Nielsen: Pay-TV Households Dip Below 100M

The number of pay-TV households experienced a small decline in the fourth quarter, dropping below the 100 million mark. Penetration of subscription video-on-demand services including Netflix increased.

According to a new Total Audience Report from Nielsen, there were 99.44 million cable plus households, which includes wired cable, telco and satellite subscribers, in the fourth quarter of 2015, compared to just over 100 million in the third quarter and 100.93 million a year ago.

Media companies and Wall Street have been closely watching the decline in the number of pay-TV households because fewer pay-TV subscribers mean slower growth in distribution revenue for cable networks, which have been huge profit generators.

Some of the decline in pay-TV subscriptions has been blamed on younger consumers, who either can’t afford the traditional large bundle of cable network programming offered by operators or are choosing to get their entertainment online and on demand.

Related: Nielsen Adds Info on Connected-TV Devices

Live linear TV viewing dropped but more slowly than in past quarters. Time spent with live TV was 4 hours and 27 minutes per day, down 1.2% from 4:31 a year ago when it dropped 5.6%. Time-shifted TV rose to 32 minutes in the fourth quarter from 31 minutes a year ago.

Usage of apps and the web on smartphones continued to grow, hitting 1:12 in the fourth quarter, up from 58 minutes a year ago and 41 minutes two years ago.

A streaming SVOD service was in 48% of households in the fourth quarter, according to Nelsen, up from 46% in the third quarter and 41% a year ago.

Nielsen took a closer look at millennial viewing habits as part of its fourth-quarter report.

“Nielsen's comprehensive information on our panelists allows us to divide persons 18-34 into three life stage groups – those living in someone else’s home, those living in their own home without children, and those living in their own home with children,” said Glenn Enoch, senior VP, audience insights at Nielsen, and author of the report.

The percentage of millennials changes as they get older with 97% of 18-year-olds living in someone else’s home, 90% of 34-year-olds living in their own homes, about 60% of them with children.

The living at home group, dubbed by Nielsen as “dependent adults” were the youngest (average age 23.1) but had the highest median household income ($64,100)—because of the other adults they live with. The “on their own” group averaged 27.3 years old and household income of $53,400, while the “starting a family” segment averaged 29.5 years old and $48,800 in income.

On their own, millennials are the most likely to have high-speed internet service and are by far the most likely to have multimedia devices and access to an SVOD service. Where they have a PC, it is most likely a laptop, the report says

Starting a family, millennials are the least likely to have broadband and SVOD, according to Nielsen.
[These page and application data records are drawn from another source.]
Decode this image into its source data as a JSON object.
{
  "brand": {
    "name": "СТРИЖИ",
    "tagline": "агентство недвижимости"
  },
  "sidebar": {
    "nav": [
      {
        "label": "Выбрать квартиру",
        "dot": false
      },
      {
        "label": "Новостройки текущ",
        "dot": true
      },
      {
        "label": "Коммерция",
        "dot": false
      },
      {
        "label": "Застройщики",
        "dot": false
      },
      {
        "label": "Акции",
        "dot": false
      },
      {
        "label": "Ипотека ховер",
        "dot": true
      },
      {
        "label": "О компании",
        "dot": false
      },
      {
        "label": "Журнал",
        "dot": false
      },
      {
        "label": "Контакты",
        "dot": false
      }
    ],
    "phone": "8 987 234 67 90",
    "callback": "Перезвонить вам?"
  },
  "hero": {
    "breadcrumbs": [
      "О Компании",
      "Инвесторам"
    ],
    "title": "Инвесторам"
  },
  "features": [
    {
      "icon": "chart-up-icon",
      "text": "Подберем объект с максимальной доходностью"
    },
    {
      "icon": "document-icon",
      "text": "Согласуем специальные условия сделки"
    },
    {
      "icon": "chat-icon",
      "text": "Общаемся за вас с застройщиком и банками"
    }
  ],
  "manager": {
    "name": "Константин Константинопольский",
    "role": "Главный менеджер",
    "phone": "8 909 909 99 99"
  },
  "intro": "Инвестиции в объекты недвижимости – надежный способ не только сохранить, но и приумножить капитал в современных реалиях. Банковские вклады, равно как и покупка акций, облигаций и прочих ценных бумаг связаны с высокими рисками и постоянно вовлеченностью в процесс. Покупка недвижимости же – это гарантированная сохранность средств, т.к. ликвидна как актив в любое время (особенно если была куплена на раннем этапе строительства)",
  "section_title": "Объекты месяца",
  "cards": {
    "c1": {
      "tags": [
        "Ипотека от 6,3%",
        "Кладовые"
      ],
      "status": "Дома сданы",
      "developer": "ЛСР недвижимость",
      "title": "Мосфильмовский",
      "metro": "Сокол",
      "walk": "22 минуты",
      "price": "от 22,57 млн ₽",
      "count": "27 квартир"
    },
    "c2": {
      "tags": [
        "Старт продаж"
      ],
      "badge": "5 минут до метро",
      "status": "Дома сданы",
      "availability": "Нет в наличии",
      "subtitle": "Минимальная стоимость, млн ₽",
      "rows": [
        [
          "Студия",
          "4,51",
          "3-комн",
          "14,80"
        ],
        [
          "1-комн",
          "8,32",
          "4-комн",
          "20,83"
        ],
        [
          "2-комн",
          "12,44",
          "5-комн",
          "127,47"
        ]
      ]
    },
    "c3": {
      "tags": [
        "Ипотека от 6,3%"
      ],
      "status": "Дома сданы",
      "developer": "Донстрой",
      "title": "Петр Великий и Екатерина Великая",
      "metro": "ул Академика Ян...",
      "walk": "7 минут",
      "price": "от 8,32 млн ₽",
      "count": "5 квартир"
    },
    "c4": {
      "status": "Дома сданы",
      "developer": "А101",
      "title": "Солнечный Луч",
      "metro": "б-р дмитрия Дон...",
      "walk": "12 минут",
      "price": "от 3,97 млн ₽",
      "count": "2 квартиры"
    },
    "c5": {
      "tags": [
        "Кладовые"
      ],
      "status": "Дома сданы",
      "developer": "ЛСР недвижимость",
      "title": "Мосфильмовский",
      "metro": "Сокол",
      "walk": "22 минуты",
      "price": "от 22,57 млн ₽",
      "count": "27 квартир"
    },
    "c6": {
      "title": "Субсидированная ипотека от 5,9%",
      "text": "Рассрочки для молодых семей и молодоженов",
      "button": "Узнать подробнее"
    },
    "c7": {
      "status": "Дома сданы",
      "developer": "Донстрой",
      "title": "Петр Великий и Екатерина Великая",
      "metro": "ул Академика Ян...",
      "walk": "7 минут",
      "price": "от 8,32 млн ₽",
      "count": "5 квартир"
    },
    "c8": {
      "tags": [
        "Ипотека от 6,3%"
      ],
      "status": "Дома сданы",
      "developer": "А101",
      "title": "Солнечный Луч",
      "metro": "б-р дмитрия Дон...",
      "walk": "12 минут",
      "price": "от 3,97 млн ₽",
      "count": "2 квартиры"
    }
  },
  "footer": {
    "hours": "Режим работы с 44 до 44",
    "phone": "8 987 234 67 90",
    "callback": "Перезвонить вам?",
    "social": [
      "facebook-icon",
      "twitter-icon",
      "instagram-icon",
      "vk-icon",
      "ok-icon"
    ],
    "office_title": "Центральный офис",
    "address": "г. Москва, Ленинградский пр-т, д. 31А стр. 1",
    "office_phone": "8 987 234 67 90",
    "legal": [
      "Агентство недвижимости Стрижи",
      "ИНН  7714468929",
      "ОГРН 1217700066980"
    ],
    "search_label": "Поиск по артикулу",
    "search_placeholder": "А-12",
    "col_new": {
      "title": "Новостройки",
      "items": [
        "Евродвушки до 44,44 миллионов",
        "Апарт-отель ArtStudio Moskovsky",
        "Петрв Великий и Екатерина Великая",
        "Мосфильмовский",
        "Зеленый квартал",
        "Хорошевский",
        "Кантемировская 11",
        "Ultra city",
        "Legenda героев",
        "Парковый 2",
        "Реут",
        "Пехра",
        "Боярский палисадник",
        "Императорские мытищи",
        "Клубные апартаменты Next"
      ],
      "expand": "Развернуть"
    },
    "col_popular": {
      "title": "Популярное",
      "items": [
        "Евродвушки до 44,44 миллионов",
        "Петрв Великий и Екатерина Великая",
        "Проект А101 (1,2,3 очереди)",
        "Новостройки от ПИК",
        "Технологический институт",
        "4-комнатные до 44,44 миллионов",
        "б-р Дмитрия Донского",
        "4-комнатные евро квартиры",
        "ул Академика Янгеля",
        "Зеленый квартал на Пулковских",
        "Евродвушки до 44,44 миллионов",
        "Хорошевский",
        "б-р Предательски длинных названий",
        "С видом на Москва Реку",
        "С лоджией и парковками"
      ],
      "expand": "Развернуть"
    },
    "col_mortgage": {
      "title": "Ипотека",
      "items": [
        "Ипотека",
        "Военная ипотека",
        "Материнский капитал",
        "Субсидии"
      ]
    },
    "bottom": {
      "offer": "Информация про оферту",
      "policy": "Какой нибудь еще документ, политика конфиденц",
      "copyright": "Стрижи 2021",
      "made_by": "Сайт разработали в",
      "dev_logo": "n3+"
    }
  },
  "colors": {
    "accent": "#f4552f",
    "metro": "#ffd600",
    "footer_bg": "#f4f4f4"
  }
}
This may reflect lower income status or be due to lower availability in towns and rural areas. They are more likely than the on their own group to have a DVR and also more likely to have a DVD, but they are the least likely to have multimedia devices. This group has the lowest penetration of PCs, but the second-highest ownership of tablets, after dependent adults.

The availability of these technologies and services to Dependent Adult millennials is partly the result of choices by an older, higher-income adult. Older adults are heavier users of DVRs, so these dependent adult millennials have the greatest access to DVRs, the report says.

Among all 18-to-34-year-olds TV screen usage was 4 hours and 8 minutes per day, including 2:45 of live TV and 1:23 of TV-connected device usage. The starting a family group spent the most time in front of a screen at 4:40, including 3:16 of live TV. The on their own group spent the least time in front of a screen, with 3:38 in usage including 2:06 of live TV consumptions, but the most time with connected devices, at 1:32. The dependent adult had 3:44 in screen time, including 2:32 of live TV.

The on-their-own group also spent the most time using digital devices—PCs, smart phones and tablets. The on-their-own group and the starting a family group each spent 12.8 hours watching digital video during November 2015, while dependent adults spent 12.4 hours with digital video.

According to the report, broadcast only homes rose to 13.09 million in the fourth quarter from 12.35 million a year ago.  Broadband only homes rose to 3.87 million homes from 3.13 million.

Wired cable homes fell to 51.97 million homes in the fourth quarter from 53.35 million a year ago. Telco homes fell to 51.97 million homes from 53.35. Satellite homes dipped to 34.46 million homes from 34.43 million.

Jon Lafayette

Jon has been business editor of Broadcasting+Cable since 2010. He focuses on revenue-generating activities, including advertising and distribution, as well as executive intrigue and merger and acquisition activity. Just about any story is fair game, if a dollar sign can make its way into the article. Before B+C, Jon covered the industry for TVWeek, Cable World, Electronic Media, Advertising Age and The New York Post. A native New Yorker, Jon is hiding in plain sight in the suburbs of Chicago.